> _EXERCISE_:
Once a line is found to contain "Open", copy it out of the listing.

> _TASK INPUT_:
━━━━━━━━

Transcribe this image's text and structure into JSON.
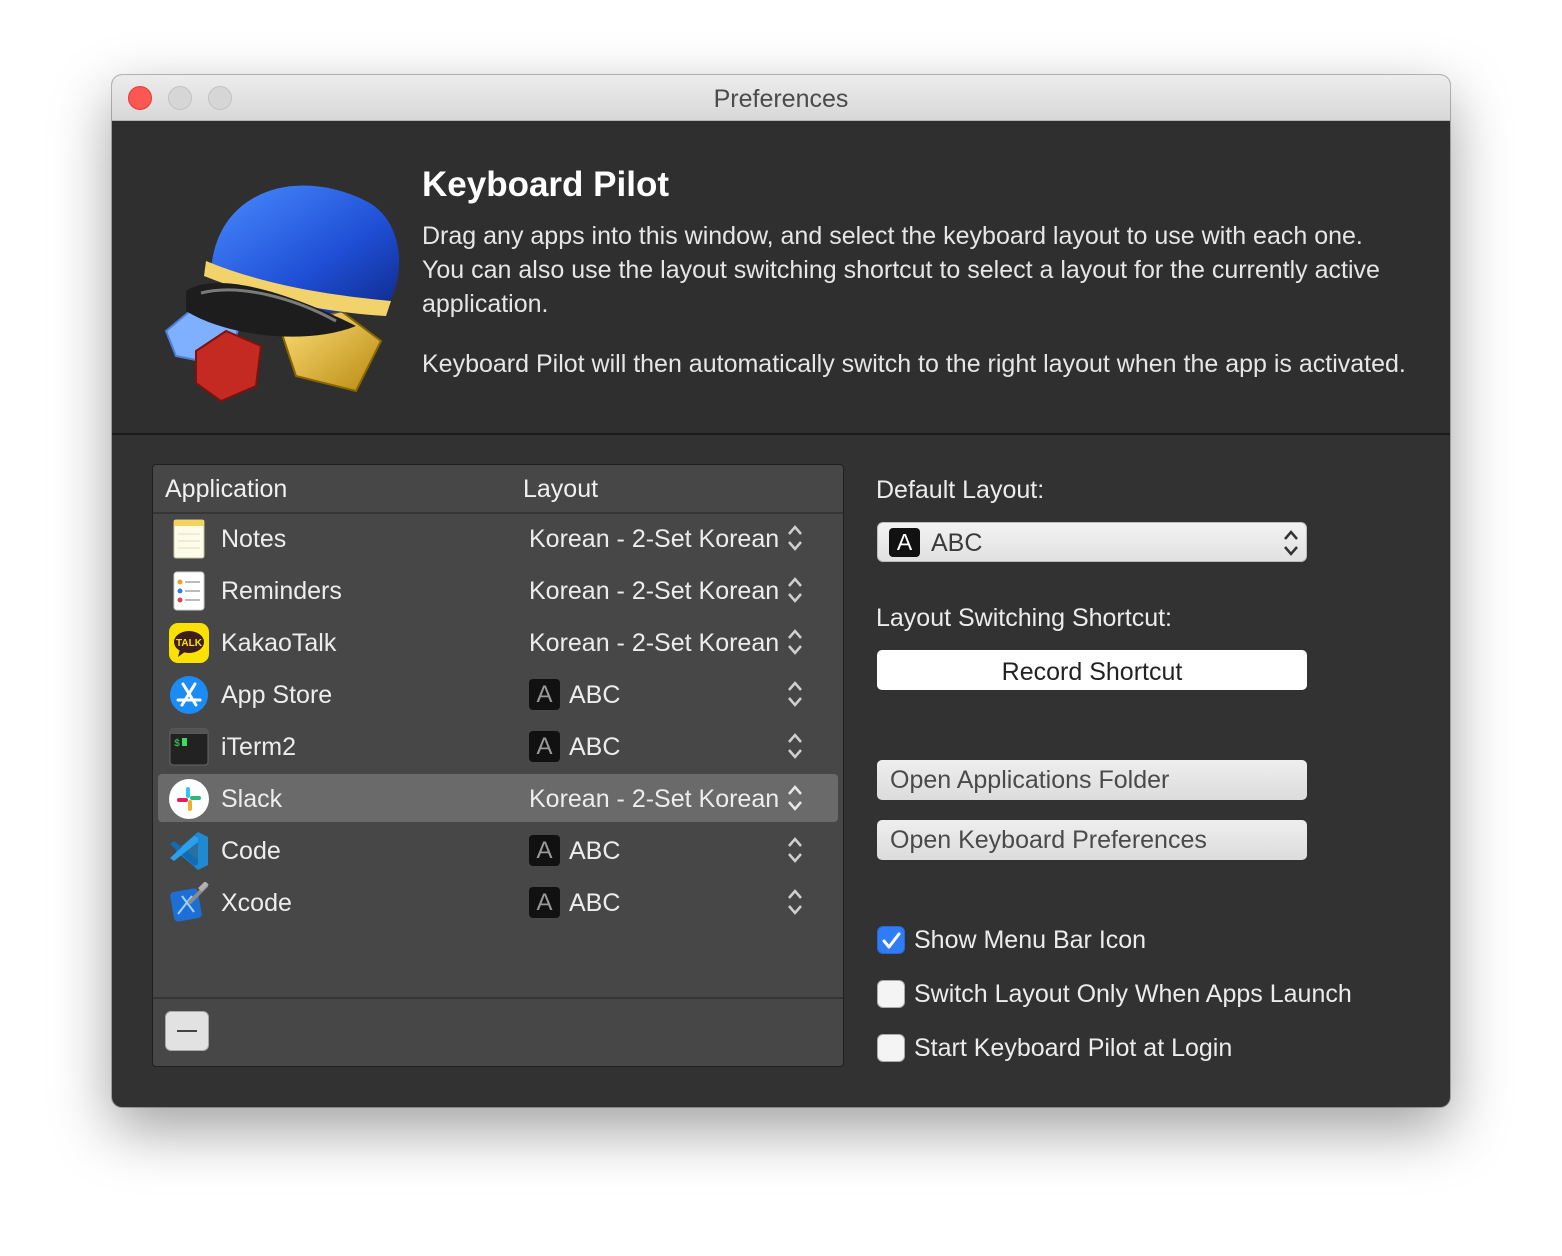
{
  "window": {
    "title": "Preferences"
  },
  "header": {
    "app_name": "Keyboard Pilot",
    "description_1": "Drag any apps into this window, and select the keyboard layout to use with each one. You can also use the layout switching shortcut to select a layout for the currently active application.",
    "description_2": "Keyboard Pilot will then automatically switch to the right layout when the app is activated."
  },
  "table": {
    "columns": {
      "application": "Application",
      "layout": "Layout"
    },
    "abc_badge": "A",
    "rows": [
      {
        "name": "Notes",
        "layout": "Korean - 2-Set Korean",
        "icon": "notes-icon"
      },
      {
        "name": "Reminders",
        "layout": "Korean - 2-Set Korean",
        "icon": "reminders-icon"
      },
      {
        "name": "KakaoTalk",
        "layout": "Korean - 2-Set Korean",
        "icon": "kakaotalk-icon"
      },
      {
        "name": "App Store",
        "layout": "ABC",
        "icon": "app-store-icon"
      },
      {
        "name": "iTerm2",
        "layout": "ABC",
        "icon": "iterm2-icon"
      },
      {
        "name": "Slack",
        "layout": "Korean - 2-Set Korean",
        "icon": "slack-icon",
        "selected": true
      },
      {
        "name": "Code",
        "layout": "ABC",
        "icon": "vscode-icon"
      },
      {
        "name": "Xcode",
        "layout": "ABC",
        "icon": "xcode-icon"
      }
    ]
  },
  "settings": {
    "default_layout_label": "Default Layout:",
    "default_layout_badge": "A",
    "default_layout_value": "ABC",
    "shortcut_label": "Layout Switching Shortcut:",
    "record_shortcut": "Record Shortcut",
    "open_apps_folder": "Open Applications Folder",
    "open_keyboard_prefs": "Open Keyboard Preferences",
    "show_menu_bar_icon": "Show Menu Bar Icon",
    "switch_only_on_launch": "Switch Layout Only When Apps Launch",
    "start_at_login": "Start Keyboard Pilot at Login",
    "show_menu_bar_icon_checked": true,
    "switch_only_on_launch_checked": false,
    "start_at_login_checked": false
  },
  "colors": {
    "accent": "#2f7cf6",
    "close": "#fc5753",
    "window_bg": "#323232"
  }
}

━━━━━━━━

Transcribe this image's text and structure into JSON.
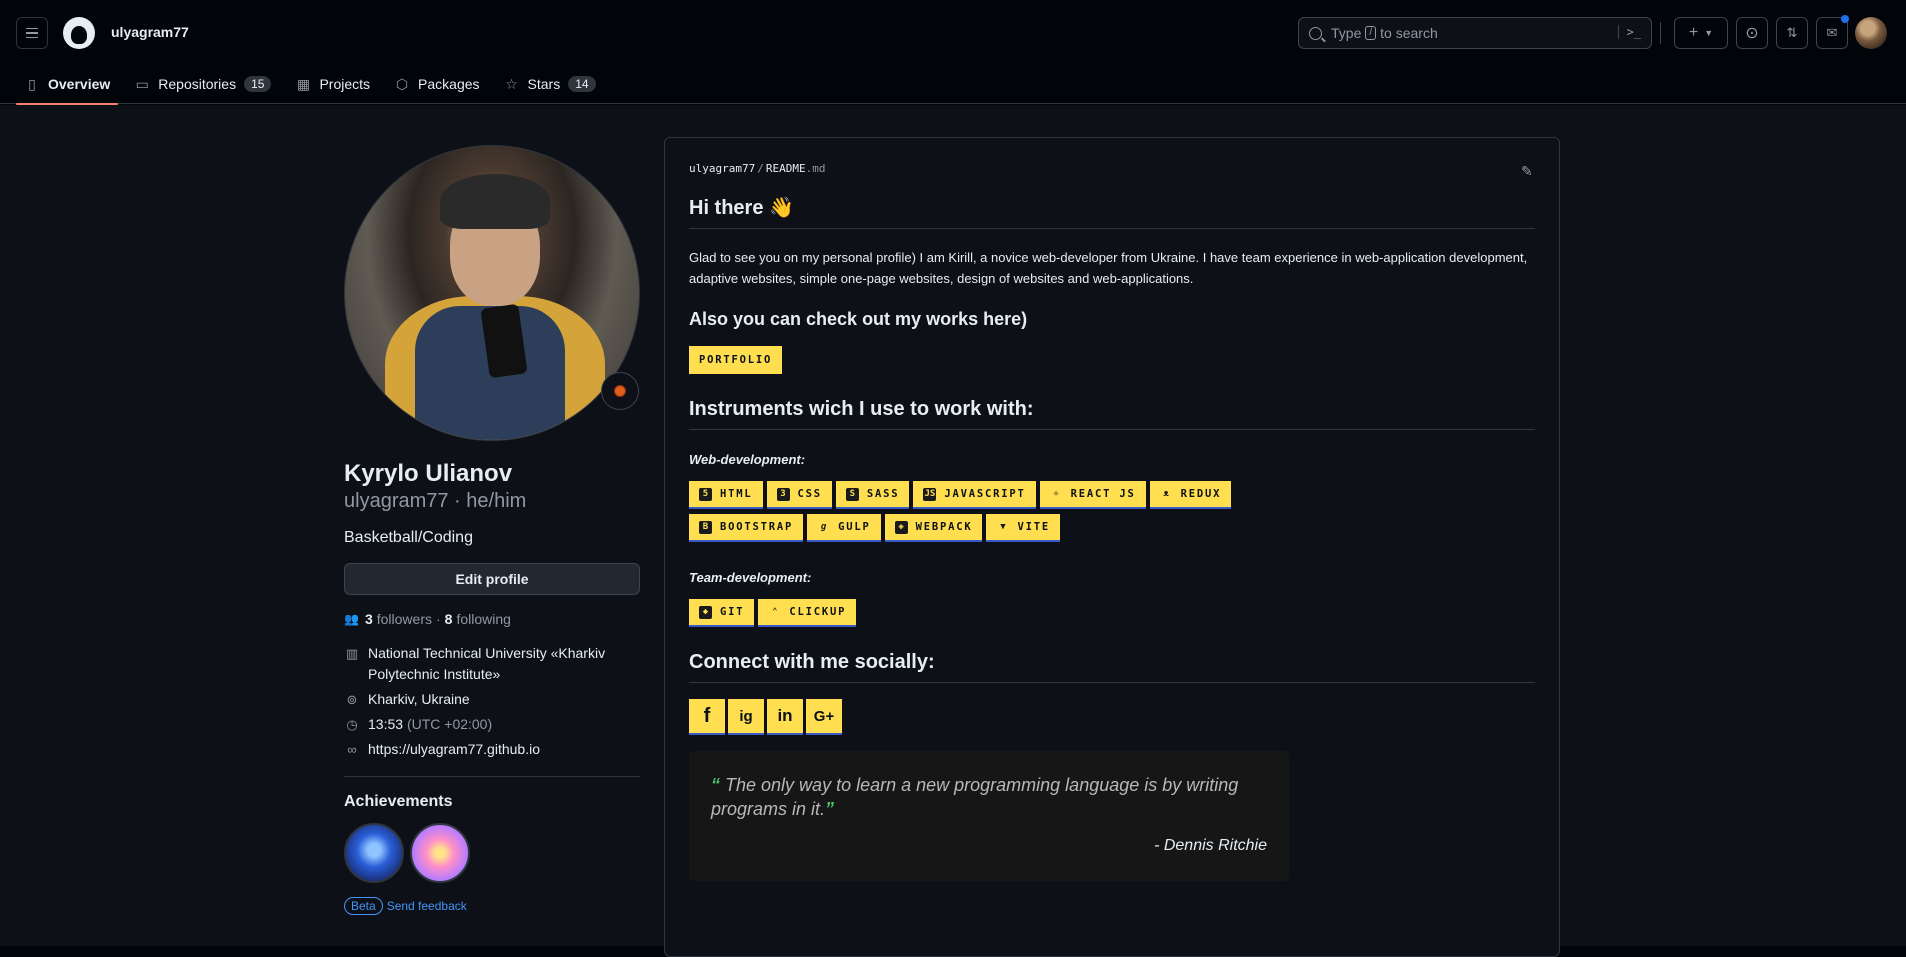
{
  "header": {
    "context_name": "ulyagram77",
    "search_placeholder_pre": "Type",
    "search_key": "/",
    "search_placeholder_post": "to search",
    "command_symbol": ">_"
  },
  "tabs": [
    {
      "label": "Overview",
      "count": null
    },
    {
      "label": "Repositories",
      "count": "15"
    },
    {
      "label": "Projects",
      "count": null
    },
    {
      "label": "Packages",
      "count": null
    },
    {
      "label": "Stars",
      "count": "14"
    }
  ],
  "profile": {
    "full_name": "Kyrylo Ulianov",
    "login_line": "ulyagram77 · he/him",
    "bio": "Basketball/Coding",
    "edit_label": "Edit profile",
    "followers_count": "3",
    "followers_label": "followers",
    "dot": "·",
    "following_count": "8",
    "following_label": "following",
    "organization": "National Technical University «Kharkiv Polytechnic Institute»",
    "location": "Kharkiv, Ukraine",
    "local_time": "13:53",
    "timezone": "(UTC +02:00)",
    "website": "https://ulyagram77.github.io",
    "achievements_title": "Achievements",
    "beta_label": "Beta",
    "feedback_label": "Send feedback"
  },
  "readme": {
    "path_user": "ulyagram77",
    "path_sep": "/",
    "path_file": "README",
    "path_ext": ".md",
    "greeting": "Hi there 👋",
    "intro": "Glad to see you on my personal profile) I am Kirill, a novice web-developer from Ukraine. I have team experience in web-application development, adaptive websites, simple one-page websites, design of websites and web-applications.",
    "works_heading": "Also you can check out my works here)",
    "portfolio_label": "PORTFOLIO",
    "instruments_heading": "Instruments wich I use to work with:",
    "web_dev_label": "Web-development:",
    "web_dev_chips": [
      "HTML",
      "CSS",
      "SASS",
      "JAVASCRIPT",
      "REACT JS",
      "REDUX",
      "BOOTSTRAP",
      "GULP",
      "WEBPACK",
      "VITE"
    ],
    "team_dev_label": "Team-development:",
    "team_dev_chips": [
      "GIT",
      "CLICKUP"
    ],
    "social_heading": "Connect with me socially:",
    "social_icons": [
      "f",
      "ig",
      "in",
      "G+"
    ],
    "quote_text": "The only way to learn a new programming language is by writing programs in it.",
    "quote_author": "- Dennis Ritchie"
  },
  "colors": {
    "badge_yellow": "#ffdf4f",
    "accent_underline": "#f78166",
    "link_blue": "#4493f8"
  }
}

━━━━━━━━

> _THE COMPLETED TASK_:
    "open_apps_folder": "Open Applications Folder",
    "open_keyboard_prefs": "Open Keyboard Preferences",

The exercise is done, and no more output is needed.